[What is required] Please reproduce every entry below without omitting a single line.

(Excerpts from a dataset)
== Segment start ==
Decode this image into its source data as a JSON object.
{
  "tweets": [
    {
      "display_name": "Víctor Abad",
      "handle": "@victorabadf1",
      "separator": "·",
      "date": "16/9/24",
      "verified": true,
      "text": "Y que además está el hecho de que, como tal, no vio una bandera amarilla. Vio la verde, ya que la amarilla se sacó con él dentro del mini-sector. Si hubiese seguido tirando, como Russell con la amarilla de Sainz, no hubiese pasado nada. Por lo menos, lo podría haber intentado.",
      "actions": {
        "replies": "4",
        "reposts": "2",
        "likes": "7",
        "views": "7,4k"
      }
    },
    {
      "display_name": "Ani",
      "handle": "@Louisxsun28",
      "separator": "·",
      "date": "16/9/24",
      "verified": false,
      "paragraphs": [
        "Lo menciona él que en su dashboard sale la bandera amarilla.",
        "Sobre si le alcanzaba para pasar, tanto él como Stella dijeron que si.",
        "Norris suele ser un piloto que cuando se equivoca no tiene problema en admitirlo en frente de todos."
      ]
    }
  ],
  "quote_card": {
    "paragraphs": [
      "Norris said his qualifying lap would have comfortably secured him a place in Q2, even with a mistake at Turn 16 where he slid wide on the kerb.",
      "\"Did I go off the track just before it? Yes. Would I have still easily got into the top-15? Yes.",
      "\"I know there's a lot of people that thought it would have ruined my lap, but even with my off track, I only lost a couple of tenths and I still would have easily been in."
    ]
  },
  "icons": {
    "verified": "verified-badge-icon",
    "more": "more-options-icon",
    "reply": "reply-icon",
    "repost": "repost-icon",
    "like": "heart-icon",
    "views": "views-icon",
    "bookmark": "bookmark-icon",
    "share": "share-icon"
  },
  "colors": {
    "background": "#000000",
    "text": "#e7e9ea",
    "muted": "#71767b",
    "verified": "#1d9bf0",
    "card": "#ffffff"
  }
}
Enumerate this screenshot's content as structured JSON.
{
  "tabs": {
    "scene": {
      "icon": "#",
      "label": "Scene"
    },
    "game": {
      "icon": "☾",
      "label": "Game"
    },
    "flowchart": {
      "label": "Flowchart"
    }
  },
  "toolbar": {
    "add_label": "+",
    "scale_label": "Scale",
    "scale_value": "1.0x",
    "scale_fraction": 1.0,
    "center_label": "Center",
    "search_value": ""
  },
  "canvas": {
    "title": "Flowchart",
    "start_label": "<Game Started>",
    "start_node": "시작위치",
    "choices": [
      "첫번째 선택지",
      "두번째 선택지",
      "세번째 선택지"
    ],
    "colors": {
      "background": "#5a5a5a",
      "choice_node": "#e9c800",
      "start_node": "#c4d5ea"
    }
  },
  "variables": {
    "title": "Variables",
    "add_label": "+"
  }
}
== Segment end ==
[Task response]
Decode this image into its source data as a JSON object.
{
  "tweets": [
    {
      "display_name": "Víctor Abad",
      "handle": "@victorabadf1",
      "separator": "·",
      "date": "16/9/24",
      "verified": true,
      "text": "Y que además está el hecho de que, como tal, no vio una bandera amarilla. Vio la verde, ya que la amarilla se sacó con él dentro del mini-sector. Si hubiese seguido tirando, como Russell con la amarilla de Sainz, no hubiese pasado nada. Por lo menos, lo podría haber intentado.",
      "actions": {
        "replies": "4",
        "reposts": "2",
        "likes": "7",
        "views": "7,4k"
      }
    },
    {
      "display_name": "Ani",
      "handle": "@Louisxsun28",
      "separator": "·",
      "date": "16/9/24",
      "verified": false,
      "paragraphs": [
        "Lo menciona él que en su dashboard sale la bandera amarilla.",
        "Sobre si le alcanzaba para pasar, tanto él como Stella dijeron que si.",
        "Norris suele ser un piloto que cuando se equivoca no tiene problema en admitirlo en frente de todos."
      ]
    }
  ],
  "quote_card": {
    "paragraphs": [
      "Norris said his qualifying lap would have comfortably secured him a place in Q2, even with a mistake at Turn 16 where he slid wide on the kerb.",
      "\"Did I go off the track just before it? Yes. Would I have still easily got into the top-15? Yes.",
      "\"I know there's a lot of people that thought it would have ruined my lap, but even with my off track, I only lost a couple of tenths and I still would have easily been in."
    ]
  },
  "icons": {
    "verified": "verified-badge-icon",
    "more": "more-options-icon",
    "reply": "reply-icon",
    "repost": "repost-icon",
    "like": "heart-icon",
    "views": "views-icon",
    "bookmark": "bookmark-icon",
    "share": "share-icon"
  },
  "colors": {
    "background": "#000000",
    "text": "#e7e9ea",
    "muted": "#71767b",
    "verified": "#1d9bf0",
    "card": "#ffffff"
  }
}
Enumerate this screenshot's content as structured JSON.
{
  "tabs": {
    "scene": {
      "icon": "#",
      "label": "Scene"
    },
    "game": {
      "icon": "☾",
      "label": "Game"
    },
    "flowchart": {
      "label": "Flowchart"
    }
  },
  "toolbar": {
    "add_label": "+",
    "scale_label": "Scale",
    "scale_value": "1.0x",
    "scale_fraction": 1.0,
    "center_label": "Center",
    "search_value": ""
  },
  "canvas": {
    "title": "Flowchart",
    "start_label": "<Game Started>",
    "start_node": "시작위치",
    "choices": [
      "첫번째 선택지",
      "두번째 선택지",
      "세번째 선택지"
    ],
    "colors": {
      "background": "#5a5a5a",
      "choice_node": "#e9c800",
      "start_node": "#c4d5ea"
    }
  },
  "variables": {
    "title": "Variables",
    "add_label": "+"
  }
}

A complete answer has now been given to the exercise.